A 2012 study by Auburn University on the impact of the fishing industry around Guntersville found in the first 10 months, more than 200,000 angler fishing days were recorded. That number of days translated into $13.4 million in related expenditures. Of the 700 anglers interviewed, 66 percent were fishing for bass. Thirty-nine percent of the bass anglers were from out-of-state.
“The Guntersville area benefits greatly from the tourism industry, particularly bass fishing,” said Morri Yancy, President of the Lake Guntersville Chamber of Commerce. “We are blessed to have several pro anglers that are promoters of our lake.”
Yancy said that is some of the best advertising they could receive. She is always thrilled to hear anglers from the weigh-in stage rave about Lake Guntersville. After Lane moved to the lake and won the Classic, Yancy said there have been a surge of requests for information.
While fishing is a major part of visiting Guntersville, there are plenty of other attractions and family friendly activities. Three state parks around the lake offer golf, tennis and other activities. At almost any time, our national symbol — the bald eagle — can be circling overhead around the lake.

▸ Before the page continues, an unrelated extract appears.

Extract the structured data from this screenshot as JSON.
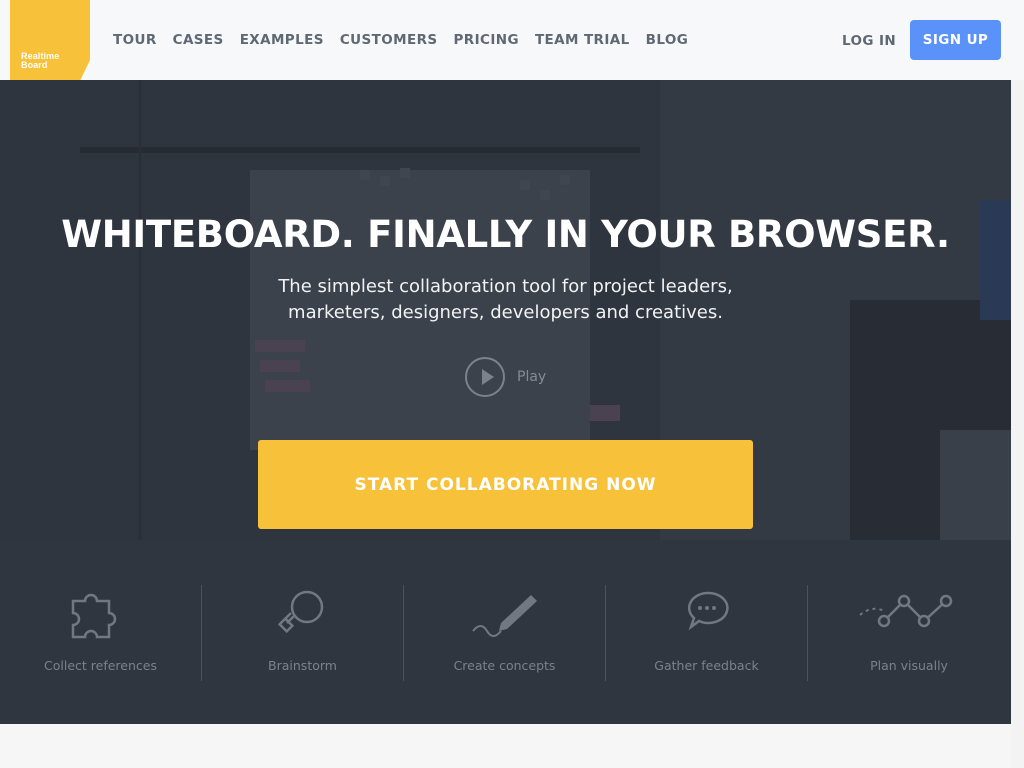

However, the eagles are more prevalent during the winter months.
Camping, hiking, bike riding and other outdoor sports are available in the area. The small-town atmosphere makes visiting the area shops fun and enjoyable.
It’s just that good
Each year there are hundreds of bass tournaments conducted on Lake Guntersville. Some are club events with around 20 or 30 boats each. Others are major derbies with anglers numbering 200 or more. Yet year after year the lake continues to produce heavy limits of bass.
A recent FLW Bass Fishing League tournament during the last weekend of April saw the winner bring in 30 pounds of bass with a five-fish limit. The angler with 20 pounds was only in 14th spot. Guntersville is the top lake in the region to catch a bass over the five pound mark.
In 2009, the B.A.S.S. Elite anglers fished the Big G. Four pros broke the 100-pound mark with a 20 fish limit over four days of competition. That is a per fish average of over five pounds each. And it’s not only the pros. Weekend anglers also share in the bounty of the lake. Reports this season have one angler catching two bass over 10 pounds each on separate outings.
“Grass is the life support system of any lake,” says B.A.S.S. pro Gerald Swindle. “If the grass is healthy, the fish will be in good shape,”
Bass may be the main species of attraction on Guntersville, but other fish types are also popular. Crappie, bream, catfish and sauger can also be part of angler’s creel. Any of these species, as well as bass, can be caught year round from the lake.
In February, the Big G will once again get to flaunt her bass fishing exploits when the Bassmaster Classic drops anchor. The top pro bass anglers will be casting for cash and a championship title. The world’s eyes will be attracted and focused on Lake Guntersville. I am sure she won’t disappoint.
Charles Johnson is the Star’s outdoor editor. He can be reached at ChrJohn7@aol.com